From there, we get Jesus telling the Parable of the Rich Fool, which sort of deals with the question of this man’s inheritance, but sounds a whole lot more like Luke’s church is having trouble raising funds. As a stewardship text, it comes at a particularly bad time of the year, since many Episcopalians forget that Sunday morning worship exists in the month of July. I’ll dig into the theological claims of this parable later in the week, but for now, I’m content to try to figure out why Luke includes this story and why the RCL thought it was worth telling in the dog days of summer every three years?
To try to figure this out, having noticed that we’ve jumped from early in Luke 11 to midway through Luke 12, I decided to get my bearings.
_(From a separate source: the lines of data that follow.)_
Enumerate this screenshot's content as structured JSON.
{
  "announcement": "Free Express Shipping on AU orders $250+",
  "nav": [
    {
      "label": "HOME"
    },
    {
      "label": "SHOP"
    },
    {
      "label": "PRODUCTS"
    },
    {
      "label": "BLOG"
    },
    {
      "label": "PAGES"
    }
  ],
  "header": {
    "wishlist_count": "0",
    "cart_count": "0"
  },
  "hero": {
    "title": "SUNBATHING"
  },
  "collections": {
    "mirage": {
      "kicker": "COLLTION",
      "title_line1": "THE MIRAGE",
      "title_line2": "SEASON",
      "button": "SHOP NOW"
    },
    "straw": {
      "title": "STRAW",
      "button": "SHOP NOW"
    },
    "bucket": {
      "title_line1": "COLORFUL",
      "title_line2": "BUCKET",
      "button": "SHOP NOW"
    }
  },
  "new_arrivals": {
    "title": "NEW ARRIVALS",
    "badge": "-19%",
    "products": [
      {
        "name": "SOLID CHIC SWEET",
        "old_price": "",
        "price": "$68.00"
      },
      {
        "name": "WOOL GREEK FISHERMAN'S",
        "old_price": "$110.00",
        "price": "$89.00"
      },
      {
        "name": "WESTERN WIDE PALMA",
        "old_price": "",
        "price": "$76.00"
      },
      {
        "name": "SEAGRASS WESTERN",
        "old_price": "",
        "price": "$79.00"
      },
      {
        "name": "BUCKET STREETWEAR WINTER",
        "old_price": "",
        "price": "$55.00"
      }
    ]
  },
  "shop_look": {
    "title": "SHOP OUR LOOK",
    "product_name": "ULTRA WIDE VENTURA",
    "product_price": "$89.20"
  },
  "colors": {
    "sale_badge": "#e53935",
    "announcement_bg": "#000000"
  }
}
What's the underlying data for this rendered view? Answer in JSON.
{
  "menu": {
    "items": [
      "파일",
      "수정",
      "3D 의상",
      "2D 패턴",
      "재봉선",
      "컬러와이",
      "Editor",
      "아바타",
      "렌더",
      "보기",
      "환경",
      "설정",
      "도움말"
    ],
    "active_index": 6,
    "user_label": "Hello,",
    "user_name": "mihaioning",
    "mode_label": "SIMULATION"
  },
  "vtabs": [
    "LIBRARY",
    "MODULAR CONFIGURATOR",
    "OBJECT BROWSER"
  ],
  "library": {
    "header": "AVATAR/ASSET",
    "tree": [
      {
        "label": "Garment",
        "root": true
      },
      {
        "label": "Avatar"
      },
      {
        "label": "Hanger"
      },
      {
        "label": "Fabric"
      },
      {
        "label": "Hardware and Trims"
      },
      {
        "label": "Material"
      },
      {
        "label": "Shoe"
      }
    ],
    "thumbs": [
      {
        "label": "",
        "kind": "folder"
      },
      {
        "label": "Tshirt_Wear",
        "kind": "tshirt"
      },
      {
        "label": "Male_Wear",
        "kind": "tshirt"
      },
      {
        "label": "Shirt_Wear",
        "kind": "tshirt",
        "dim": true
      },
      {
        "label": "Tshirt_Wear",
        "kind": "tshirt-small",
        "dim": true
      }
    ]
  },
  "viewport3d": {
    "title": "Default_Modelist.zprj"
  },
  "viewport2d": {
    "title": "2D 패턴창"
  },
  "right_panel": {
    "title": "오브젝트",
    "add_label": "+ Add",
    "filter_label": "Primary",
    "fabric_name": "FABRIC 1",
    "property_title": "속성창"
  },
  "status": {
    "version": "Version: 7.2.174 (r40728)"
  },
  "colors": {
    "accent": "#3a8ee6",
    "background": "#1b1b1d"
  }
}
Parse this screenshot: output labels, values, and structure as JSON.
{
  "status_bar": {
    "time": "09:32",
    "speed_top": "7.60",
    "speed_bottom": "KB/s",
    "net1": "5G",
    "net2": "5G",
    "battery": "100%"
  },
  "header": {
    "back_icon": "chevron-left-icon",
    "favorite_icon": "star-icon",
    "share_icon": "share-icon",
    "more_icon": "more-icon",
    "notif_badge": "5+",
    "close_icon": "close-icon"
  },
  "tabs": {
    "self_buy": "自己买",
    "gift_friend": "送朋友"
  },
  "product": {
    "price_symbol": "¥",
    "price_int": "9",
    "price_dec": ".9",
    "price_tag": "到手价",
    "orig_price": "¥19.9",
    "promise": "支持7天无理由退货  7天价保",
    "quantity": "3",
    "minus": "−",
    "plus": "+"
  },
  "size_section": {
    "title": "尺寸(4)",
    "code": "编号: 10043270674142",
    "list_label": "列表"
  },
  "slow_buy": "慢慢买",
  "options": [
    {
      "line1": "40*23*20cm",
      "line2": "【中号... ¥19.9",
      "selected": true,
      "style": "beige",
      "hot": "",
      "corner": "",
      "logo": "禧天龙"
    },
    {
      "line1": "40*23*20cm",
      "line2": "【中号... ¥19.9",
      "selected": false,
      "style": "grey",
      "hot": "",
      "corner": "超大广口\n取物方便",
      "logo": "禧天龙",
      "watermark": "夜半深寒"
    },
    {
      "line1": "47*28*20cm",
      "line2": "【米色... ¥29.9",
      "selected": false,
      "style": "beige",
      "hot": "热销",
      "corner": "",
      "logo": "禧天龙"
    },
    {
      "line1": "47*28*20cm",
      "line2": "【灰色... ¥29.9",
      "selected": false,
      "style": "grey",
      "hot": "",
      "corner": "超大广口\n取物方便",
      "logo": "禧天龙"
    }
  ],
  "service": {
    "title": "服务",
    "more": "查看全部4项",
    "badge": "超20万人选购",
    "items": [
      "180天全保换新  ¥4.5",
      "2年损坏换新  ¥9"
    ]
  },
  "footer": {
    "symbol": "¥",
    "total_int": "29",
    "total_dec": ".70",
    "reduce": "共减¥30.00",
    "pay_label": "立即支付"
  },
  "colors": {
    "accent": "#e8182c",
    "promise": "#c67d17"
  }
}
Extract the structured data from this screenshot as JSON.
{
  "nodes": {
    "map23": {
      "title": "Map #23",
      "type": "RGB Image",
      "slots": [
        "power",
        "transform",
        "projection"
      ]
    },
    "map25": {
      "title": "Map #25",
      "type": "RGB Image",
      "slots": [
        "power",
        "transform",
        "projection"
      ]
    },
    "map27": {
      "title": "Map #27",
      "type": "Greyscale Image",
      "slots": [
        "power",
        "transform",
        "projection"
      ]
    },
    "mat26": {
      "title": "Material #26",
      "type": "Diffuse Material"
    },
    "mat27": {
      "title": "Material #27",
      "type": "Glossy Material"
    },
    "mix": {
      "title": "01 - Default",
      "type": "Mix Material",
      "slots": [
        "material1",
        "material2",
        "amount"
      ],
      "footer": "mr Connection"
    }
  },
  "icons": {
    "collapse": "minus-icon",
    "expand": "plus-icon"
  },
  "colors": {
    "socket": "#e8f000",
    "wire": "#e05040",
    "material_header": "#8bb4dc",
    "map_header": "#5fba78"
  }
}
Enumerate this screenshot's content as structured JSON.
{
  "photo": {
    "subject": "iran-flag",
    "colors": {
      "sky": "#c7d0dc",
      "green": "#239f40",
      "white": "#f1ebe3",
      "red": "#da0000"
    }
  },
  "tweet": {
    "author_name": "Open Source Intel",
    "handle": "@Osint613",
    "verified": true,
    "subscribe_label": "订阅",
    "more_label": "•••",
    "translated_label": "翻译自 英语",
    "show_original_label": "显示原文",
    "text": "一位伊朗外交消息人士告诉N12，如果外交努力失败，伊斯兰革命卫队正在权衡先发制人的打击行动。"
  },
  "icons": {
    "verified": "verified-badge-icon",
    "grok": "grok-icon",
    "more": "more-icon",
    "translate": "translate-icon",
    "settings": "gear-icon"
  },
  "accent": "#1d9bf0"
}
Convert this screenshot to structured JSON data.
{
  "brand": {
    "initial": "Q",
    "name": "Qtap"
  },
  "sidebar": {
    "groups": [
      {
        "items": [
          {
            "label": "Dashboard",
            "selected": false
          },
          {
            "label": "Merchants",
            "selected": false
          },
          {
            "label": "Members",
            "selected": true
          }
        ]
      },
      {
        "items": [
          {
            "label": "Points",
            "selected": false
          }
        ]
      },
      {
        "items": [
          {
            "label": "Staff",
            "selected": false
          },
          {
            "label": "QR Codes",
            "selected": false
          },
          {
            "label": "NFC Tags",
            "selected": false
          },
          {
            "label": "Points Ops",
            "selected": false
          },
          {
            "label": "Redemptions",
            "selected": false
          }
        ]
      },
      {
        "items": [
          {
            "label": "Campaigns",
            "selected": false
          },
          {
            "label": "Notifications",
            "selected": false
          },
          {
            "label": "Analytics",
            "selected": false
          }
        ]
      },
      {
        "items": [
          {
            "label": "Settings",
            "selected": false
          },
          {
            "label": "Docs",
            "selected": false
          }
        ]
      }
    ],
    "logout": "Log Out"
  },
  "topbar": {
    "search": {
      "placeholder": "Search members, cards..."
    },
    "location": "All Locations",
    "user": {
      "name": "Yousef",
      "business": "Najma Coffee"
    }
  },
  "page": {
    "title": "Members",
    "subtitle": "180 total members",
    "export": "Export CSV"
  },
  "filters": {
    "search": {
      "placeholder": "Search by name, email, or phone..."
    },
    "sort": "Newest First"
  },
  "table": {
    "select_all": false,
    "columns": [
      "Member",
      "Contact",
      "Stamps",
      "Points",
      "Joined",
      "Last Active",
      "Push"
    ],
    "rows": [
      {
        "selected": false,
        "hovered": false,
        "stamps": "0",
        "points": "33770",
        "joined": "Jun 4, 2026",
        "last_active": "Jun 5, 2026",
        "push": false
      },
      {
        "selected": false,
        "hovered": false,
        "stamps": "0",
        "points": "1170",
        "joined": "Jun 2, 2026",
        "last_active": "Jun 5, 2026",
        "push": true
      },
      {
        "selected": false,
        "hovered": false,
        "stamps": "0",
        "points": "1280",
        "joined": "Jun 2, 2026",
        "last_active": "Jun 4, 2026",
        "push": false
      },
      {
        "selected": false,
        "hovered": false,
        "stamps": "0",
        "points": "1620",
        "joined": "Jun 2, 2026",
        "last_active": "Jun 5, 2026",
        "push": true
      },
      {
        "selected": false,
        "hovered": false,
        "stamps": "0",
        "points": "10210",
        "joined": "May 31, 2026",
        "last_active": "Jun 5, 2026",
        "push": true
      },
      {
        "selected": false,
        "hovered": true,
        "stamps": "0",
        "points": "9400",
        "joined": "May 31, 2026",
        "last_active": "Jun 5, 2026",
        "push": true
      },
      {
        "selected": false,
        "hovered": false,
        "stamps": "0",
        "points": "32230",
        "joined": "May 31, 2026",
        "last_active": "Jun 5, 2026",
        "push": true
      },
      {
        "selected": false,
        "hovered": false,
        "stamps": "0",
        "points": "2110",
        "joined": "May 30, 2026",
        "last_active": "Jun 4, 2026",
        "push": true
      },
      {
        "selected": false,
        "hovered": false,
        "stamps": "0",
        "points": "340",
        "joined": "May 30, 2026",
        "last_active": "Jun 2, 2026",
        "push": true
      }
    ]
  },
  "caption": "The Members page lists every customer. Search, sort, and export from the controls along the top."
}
Where are we? What’s been going on? How’d this man end up so close to Jesus? Luke answers these questions in the bits we skipped along the way. It seems that decrying lawyers was a popular in first century Palestine as it is today.
The second half of Luke 11 has Jesus spewing “woe to yous” to hypocritical lawyers and Pharisees, while Luke 12 opens with crowds number in the thousands. There were so many people following Jesus at this point that they were trampling over one another to get a glimpse of him. One can imagine the sound of hundred of voices crying out for Jesus to help them. The sick, the demon possessed, the hungry, and yes, in one particular case, the jealous and greedy, all vying for Jesus’ attention. It is no wonder this story seems so awkward or out of place. Luke could have chosen any of a hundred or more these encounters between Jesus and a needy person in the crowd. Hopefully, as the week unfolds, we’ll understand why he chose this one.